is also complicated by the uncertainty about the possible timing of any movement in trading
measurement, and uncertainty about the size and duration of the connection
between exchange rate movements and successive changes in residual trading. The category
concludes by providing a brief overview of Canada’s monetary policy during 2003-04
while the Canadian dollar is compared to the American dollar. I show that
The analytical difference between the two types of exchange rate variables gives the lens a use
which one can explain the actions of the Bank of Canada. Section 6 provides some conclusions.
The main objective of the Bank is to make a positive contribution to the economy
if they are Canadians. Based on the largest theoretical and scientific research, the Bank
The policy (and that of other major banks) is based on two main proposals:
(i) high inflation hurts the economy and costs individuals and firms, too
(ii) monetary policy cannot have a systematic and sustainable effect on any economic
variable without an inflation rate.
In times of moderate inflation, the annual inflation rate is generally unstable
and therefore difficult to predict (Friedman 1977). High inflation also increases flexibility as well
as the volatility of related prices of goods and services (Longworth 2002). Hence the inflation rate
often entails intense economic uncertainty and undermines the ability
of a price system to convey accurate signals of shortages by related price movements. Like
as a result, higher inflation leads firms and individuals to make mistakes in their daily lives
use, activity, and investment decisions that will not be of a lower cost
nature. This is the context in which the issue of inflation is stable and stable.
There is ample evidence that monetary policy can have far-reaching effects on real
economic dynamics such as outflow and employment in very short ―, intermediate periods
the actions of the banks would not have been closely followed by the media and financial markets if they had
it’s not fair. But your weight on both the theory and the strong evidence in Canada and other countries raises
that monetary policy does not have a systematic and continuous impact on economic dynamics without

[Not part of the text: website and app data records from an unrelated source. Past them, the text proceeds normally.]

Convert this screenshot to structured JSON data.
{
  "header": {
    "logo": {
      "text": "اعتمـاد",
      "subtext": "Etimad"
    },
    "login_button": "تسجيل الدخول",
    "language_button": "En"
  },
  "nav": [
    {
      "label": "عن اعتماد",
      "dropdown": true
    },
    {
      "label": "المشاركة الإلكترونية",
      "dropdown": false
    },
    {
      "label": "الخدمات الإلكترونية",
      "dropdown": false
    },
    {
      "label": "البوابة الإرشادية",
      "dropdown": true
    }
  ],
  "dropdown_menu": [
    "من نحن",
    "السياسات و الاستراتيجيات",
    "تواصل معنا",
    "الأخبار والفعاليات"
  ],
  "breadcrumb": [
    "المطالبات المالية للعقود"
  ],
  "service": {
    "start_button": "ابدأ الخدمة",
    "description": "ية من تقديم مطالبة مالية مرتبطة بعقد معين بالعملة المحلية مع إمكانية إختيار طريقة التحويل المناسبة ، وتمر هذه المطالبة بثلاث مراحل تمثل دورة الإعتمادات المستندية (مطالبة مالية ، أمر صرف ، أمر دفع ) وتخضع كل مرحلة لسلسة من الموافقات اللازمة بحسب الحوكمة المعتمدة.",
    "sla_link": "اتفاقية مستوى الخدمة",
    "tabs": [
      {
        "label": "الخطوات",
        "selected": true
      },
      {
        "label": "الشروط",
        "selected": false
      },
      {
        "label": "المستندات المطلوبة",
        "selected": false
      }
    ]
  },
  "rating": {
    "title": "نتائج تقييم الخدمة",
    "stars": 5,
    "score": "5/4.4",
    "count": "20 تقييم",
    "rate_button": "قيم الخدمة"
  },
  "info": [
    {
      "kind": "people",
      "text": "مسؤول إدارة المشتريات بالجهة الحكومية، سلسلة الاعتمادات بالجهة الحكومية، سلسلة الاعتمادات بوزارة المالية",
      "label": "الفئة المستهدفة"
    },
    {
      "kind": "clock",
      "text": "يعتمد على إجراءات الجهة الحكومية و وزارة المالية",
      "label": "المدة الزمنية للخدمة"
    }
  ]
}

The inflation rate, for reasons well, known and perhaps clearly defined by Friedman (1968).
If high inflation is costly, then monetary policy could have lasting effects on the rate of
inflation, it is not surprising that most major banks are now going to take inflation as
the main purpose. By providing an environment where inflation is kept low and relatively low
a stable — where private and individual firms can easily organize and succeed — the Bank
makes its most significant contribution to the overall well-being of the Canadian people.
Within the current framework of the Bank to regulate inflation, the official policy objective is this
inflation rate, and the Bank’s objective is to maintain the annual inflation rate for the consumer
the price index (CPI) is close to 2 percent and stable within the target band of 1–3 percent.
Given the volatility of certain products, the Bank is paying close attention to it
“basic” inflation behavior, obtained by eight highly variable output
elements from a comprehensive CPI estimate of inflation and adjustment of residual components
the effects of indirect tax changes (Macklem 2001). Although the main inflation and the total CPI
inflation tend to deviate from each other for short periods of time, closely aligned
over the long term, which shows that the trends of inflation are one-off
similar in width.